50/50 ride/hike-a-bike up 4,000 feet through dense pine forests with a waterfall and swim-able lake, ride on the highest OHV trails in the country, and descend a gap between Mt Antero and Mt White to the CT and all the way to the free campground roads.
The descent is difficult, starting with medium loose rocks, then moving to large boulders, then opening up to high speed loose turns the lower you get. This is one of the few trails in Colorado that has actual dirt on the descent, so be ready for excellent grip in the middle.
Be sure to start early as the thunderstorms seem to always roll in here from the west where you cannot see far.
This section of the CT is popular so be respectful of thru hikers and give them the right of way. They will move off the trail quickly if you give them room and don't yell "Strava!!!"
Bring a rain jacket and thin thermal layer for the top because you never know when it's going to thunderstorm/hail. Temperatures up there can drop 30 degrees in 5 minutes with tropical storm like winds.
You can start from one of the many free campgrounds along the dirt road or start at Little Browns Creek Trailhead. There is a vault toilet here and a stream for filtering water.
Start by hike-a-biking up Lower Browns Creek Trail #1429
from the parking lot. It's shared with horses so beware of the landmines. Turn left onto the CT and ride a low grade uphill for less than a mile and then turn right onto Upper Browns Creek Trail #1429
. This trail is a mix of riding and pushing. If you are not a climber then you'll be almost entirely pushing.
A short ways up, there will be a left turn with a horse post that you can take to see a waterfall. It's very short and worth checking out. Continuing up, you'll start getting more sky and thinner trees, and start seeing some spectacular chalk cliffs. Eventually, the trail will end at a mountain lake with a semi-sandy beach. Don't get too comfortable yet as there is still 1,500 feet of vert to the top ridge line.
From the lake, you'll start riding on the highest OHV trails in the contiguous USA and will give you a chance to look around above the treeline and take a "breather." You'll crest a ridge, then drop down a little and connect up with Little Browns Creek Trail #1430
. From here, it's all downhill to the campgrounds!
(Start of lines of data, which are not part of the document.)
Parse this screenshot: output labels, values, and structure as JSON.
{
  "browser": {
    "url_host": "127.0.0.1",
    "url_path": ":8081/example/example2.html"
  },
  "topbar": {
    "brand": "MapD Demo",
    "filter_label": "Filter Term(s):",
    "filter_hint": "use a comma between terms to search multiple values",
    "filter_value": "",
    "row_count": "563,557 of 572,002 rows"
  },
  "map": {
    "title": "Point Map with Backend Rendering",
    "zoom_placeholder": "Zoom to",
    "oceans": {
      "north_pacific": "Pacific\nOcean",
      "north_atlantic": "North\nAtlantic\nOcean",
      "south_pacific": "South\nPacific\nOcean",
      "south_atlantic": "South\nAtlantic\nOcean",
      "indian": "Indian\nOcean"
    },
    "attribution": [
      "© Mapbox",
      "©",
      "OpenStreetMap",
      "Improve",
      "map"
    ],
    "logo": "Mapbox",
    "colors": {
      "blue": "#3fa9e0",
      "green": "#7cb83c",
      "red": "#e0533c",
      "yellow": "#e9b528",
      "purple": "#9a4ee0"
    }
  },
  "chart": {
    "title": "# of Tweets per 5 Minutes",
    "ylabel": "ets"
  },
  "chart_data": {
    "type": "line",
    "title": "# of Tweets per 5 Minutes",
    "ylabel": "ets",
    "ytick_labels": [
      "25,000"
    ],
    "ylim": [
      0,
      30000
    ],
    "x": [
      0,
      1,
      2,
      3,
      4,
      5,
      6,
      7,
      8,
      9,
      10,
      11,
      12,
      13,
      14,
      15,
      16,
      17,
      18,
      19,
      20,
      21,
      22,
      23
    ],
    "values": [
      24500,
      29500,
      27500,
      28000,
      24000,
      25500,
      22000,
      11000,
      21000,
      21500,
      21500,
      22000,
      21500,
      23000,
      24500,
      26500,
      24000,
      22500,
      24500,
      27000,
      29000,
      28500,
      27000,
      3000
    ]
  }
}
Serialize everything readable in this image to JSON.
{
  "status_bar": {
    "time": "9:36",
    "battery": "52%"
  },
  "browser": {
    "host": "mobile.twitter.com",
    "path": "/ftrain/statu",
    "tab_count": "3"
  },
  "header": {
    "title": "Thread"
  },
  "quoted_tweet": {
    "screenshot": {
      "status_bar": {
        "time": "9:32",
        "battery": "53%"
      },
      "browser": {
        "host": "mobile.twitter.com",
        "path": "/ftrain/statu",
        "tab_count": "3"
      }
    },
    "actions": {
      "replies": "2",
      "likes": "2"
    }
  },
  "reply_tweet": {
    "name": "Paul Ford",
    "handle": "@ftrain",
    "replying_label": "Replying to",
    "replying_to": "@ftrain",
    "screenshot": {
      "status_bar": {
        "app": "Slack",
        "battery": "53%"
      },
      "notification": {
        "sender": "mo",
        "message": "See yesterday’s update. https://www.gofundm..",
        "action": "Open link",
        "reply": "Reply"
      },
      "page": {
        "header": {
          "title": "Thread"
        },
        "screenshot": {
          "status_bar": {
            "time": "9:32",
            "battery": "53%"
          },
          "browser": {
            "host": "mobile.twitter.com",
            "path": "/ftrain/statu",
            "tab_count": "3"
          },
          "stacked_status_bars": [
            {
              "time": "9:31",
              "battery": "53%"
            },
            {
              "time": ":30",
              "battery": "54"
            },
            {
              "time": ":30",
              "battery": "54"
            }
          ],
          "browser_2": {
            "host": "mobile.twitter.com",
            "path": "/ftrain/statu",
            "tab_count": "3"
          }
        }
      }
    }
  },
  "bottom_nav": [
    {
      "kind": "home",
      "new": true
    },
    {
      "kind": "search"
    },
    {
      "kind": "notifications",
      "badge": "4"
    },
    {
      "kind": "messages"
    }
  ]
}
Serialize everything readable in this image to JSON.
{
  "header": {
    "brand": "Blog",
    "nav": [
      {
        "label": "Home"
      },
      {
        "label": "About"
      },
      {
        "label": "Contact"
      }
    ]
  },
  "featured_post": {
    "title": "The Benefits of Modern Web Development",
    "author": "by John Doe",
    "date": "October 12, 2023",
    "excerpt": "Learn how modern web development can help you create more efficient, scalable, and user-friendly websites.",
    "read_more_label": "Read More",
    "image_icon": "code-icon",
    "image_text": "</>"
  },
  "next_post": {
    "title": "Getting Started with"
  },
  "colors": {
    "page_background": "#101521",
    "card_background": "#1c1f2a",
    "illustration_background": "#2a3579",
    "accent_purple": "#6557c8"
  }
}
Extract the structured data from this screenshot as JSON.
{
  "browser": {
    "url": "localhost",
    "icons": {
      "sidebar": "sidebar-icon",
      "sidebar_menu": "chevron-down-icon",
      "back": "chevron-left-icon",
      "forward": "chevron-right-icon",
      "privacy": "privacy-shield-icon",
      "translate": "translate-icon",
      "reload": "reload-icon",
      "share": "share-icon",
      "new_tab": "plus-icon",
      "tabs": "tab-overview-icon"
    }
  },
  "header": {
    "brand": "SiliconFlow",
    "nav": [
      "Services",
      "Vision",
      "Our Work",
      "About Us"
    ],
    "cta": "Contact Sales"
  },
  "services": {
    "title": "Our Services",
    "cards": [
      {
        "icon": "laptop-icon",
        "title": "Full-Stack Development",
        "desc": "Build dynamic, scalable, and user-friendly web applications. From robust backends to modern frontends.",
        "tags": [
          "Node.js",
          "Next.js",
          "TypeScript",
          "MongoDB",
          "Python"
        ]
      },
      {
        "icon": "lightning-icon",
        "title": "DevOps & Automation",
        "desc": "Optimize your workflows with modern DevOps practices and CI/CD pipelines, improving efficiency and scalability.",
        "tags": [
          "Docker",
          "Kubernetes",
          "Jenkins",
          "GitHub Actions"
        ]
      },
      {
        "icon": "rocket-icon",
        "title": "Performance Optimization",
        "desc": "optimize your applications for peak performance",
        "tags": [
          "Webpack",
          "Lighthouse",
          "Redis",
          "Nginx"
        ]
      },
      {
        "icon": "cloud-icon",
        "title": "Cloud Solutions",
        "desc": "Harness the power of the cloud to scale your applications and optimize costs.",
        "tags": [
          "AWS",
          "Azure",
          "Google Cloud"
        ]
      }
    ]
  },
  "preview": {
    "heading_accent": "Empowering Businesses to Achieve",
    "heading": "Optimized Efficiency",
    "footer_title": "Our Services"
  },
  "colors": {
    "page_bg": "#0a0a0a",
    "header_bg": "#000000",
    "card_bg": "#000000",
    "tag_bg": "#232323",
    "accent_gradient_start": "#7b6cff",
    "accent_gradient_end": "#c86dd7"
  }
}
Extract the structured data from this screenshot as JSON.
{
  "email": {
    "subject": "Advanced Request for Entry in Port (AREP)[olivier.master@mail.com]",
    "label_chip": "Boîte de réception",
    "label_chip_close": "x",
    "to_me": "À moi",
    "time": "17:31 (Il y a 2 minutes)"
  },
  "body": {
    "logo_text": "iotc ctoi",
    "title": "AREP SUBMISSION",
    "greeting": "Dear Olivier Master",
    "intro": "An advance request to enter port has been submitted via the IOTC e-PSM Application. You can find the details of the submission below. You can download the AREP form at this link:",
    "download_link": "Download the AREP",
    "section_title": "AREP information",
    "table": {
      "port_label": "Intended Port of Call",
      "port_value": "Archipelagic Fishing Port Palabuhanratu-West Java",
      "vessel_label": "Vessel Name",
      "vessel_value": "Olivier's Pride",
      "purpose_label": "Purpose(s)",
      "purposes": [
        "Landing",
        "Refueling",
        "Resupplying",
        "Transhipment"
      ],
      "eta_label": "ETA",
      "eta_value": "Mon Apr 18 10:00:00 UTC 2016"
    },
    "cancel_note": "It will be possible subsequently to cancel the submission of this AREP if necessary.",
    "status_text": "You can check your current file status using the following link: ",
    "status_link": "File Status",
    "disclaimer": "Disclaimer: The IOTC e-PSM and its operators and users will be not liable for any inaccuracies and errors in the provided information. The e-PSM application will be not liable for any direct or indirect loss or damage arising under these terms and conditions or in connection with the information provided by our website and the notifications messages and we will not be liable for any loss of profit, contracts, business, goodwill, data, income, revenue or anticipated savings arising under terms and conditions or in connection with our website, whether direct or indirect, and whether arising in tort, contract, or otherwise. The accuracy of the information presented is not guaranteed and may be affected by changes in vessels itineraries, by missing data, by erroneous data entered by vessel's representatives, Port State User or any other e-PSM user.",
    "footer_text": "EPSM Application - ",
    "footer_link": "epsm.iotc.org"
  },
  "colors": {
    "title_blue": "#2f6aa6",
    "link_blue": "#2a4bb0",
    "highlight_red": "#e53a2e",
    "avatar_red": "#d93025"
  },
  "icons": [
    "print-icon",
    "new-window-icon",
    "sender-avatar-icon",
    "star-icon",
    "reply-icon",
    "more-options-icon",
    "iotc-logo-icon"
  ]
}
Stay alert, and make sure to stop every 500 ft to take breathtaking pictures of the gap and surrounding cliffs. If you're lucky, you'll get a crazy doom-like thunderstorm over Nathrop as your background for perspective. The downhill will start rough, loose, and rocky, very difficult to clear everything. It will eventually drop into the trees, where it will begin showing boulder features, so be ready to do some unexpected small drops. Recently there has been heavy damage to the trails from people bypassing obstacles and making two or three alternate lines, please refrain from using those as it ruins the experience for others.
Eventually, the trail will begin to mellow out and open up for faster riding. You'll reach the CT in which case turn left and continue the fast open downhill riding until you reach a dirt road crossing. Be courteous of the thru hikers and give them right of way. I found that they respond very well to cheap old bells, ding ding. Make a right on the dirt road, then another right, then another right and you'll start heading south and back to the start.